Lets talk Mental Health:
In today’s society, 1 in every five youth ages 13-18 have some mental illness or mental health problem, 37% of students with a mental health condition age 14 and older drop out of school and Suicide is the 3rd leading cause of death in youth ages 10 - 24. We have to do something to break the stigmas around Mental Health and to empower youth who have an of mental illness or mental health problem to seek help and to take control of it.
How I cope with my Mental Health:
From a very young age I can remember feeling very sad or withdrawn from those around me,
I remember feeling hopeless unloved and unwanted by society and having thoughts that the world would be better if I weren’t in it. Growing up I suffered from and to this day still suffer from two mental illness, one is known as borderline bi-polar depression, a disorder associated with episodes of mood swings ranging from depressive lows to manic highs. The other is Post-Traumatic Stress Disorder or (PTSD), a disorder in which a person has difficulty recovering after experiencing or witnessing or experiencing terrifying events.
For me living with a mental illness is very changing and somedays I don’t want to do anything at all, and I just want to lay in bed all day and feel sorry for myself, but then I feel even worse because I'm nonproductive. So I get up every day owning the fact that I have mental health-related problems and live my life to the best of my abilities that day. Like the millions of others who have some a mental illness, I have my good and bad days, but I have learned that for me being active, productive and open about my mental health helps me feel empowered and to heal. I know that my mental illness may never go away and that I have to make the best of what I have and I am learning to be ok with that. I strive to be the best person I can be each day and to share my truth with others in hopes that it helps not only them but myself as well.
Breaking the stigma Mental Health:

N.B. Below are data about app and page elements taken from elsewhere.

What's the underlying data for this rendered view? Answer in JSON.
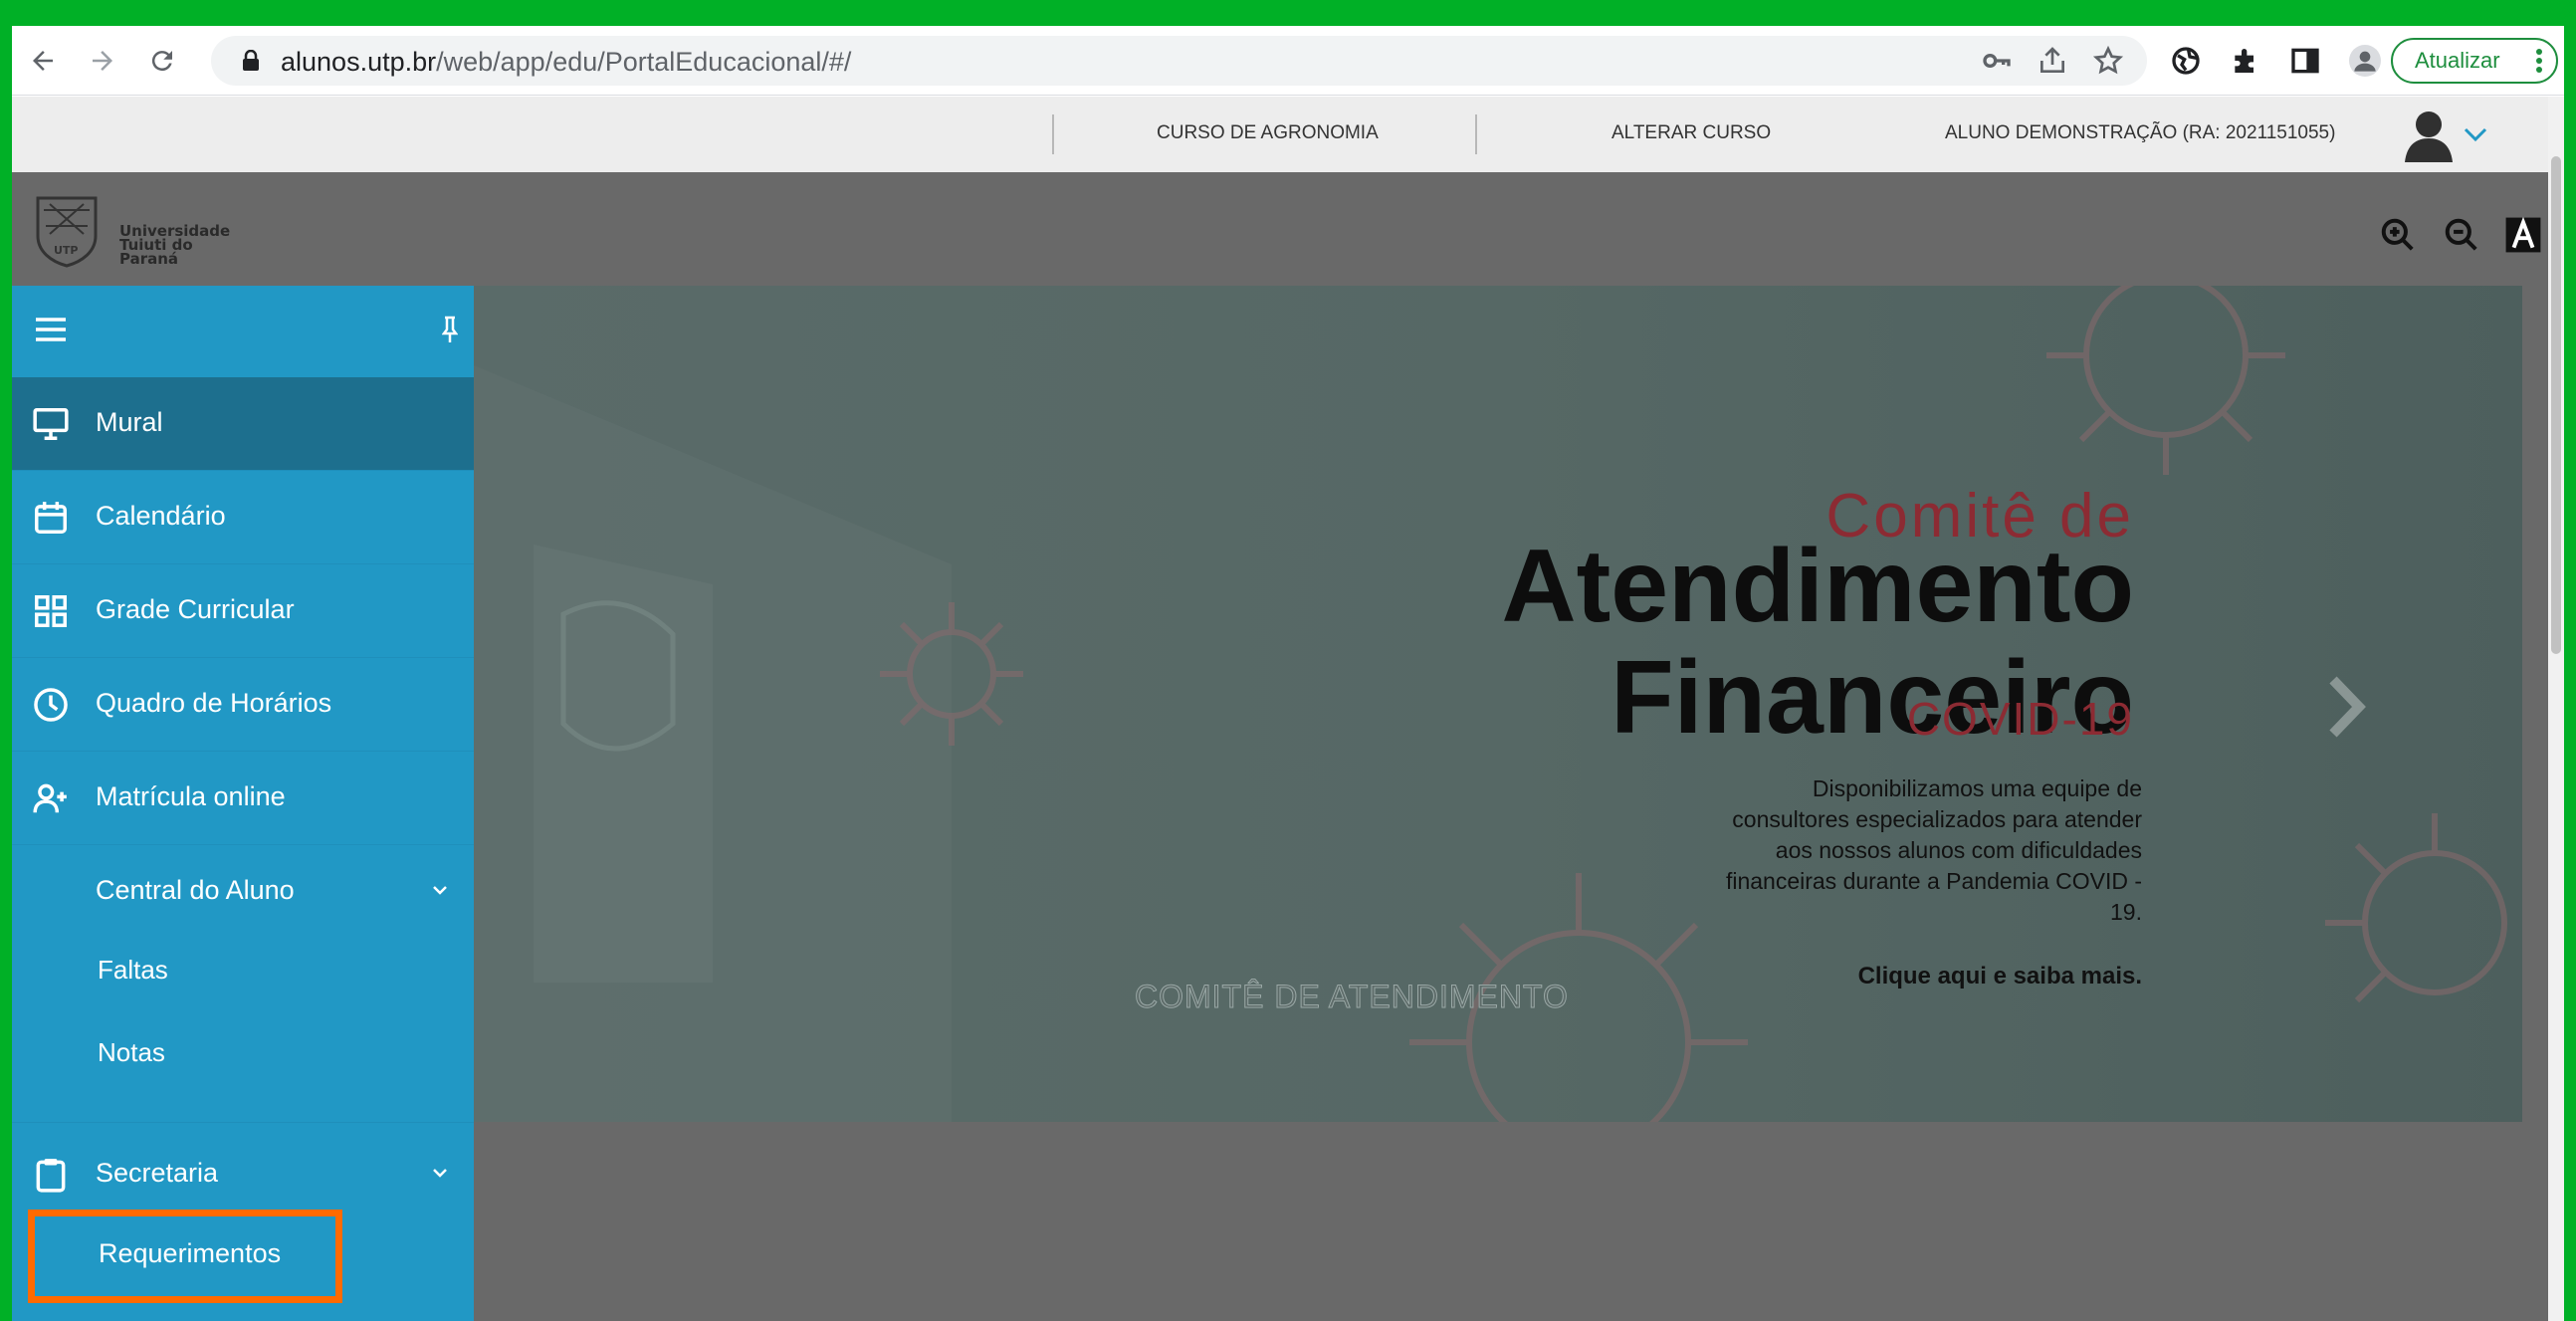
{
  "browser": {
    "url_host": "alunos.utp.br",
    "url_path": "/web/app/edu/PortalEducacional/#/",
    "update_label": "Atualizar"
  },
  "topbar": {
    "course": "CURSO DE AGRONOMIA",
    "change_course": "ALTERAR CURSO",
    "student": "ALUNO DEMONSTRAÇÃO (RA: 2021151055)"
  },
  "logo": {
    "line1": "Universidade",
    "line2": "Tuiuti do",
    "line3": "Paraná"
  },
  "sidebar": {
    "items": [
      {
        "label": "Mural",
        "icon": "monitor-icon"
      },
      {
        "label": "Calendário",
        "icon": "calendar-icon"
      },
      {
        "label": "Grade Curricular",
        "icon": "grid-icon"
      },
      {
        "label": "Quadro de Horários",
        "icon": "clock-icon"
      },
      {
        "label": "Matrícula online",
        "icon": "user-plus-icon"
      },
      {
        "label": "Central do Aluno",
        "icon": ""
      }
    ],
    "central_sub": [
      "Faltas",
      "Notas"
    ],
    "secretaria": "Secretaria",
    "secretaria_sub": [
      "Requerimentos"
    ]
  },
  "banner": {
    "title1": "Comitê de",
    "title2": "Atendimento",
    "title3": "Financeiro",
    "covid": "COVID-19",
    "text": "Disponibilizamos uma equipe de consultores especializados para atender aos nossos alunos com dificuldades financeiras durante a Pandemia COVID - 19.",
    "cta": "Clique aqui e saiba mais.",
    "caption": "COMITÊ DE ATENDIMENTO"
  },
  "colors": {
    "frame": "#00b026",
    "sidebar": "#2198c5",
    "sidebar_active": "#1d6f8e",
    "highlight": "#ff6a00"
  }
}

For myself and millions of others who suffer from mental health perhaps the most challenging and painful thing that we have to do is not only learn to live with the mental illness we have but that we also have to live with the stigmas associated with mental health issues put on us by society. People often are not educated on mental health and have no idea what it’s like to live with a mental illness, so they are very quick to judge and make jokes about it in a sense to lighten the issues, but this only makes it worse for those living with this illness on a daily bias.
Mental health is nothing to joke about and needs to be treated the same way as if someone has a broken bone, it takes time and love to heal, and stigmas only hurt the healing process. Some peoples’ mental health issues might just be an isolated moment in their lifetime lasting a short amount of time and others like myself will live with it the rest of our lives.
No matter the type of mental health problem that someone might have, it is important to remember that mental health is a personal life journey, that no one person’s mental health journey is going to be the same and that the stigmas around mental health and mental illness must come to an end.
If you or someone you know is living with a mental illness or are currently experiencing poor mental health, please believe me when I tell you that you are not alone. There that people do love and care about you and that there is someone out there who will be more than happy to help you deal with whatever might be going on. And those living with a mental illness remember that you define yourself, not the stigmas or the illness its self and that you do have the power to rise above the stigmas, to ask for help and live life just like everyone else stigma-free.
Below are the numbers to three suicide lifeline, if you or someone you know need to talk they are always available, you can also always contact a trusted friend, family member or councilor for help. Always remember that you You are never alone.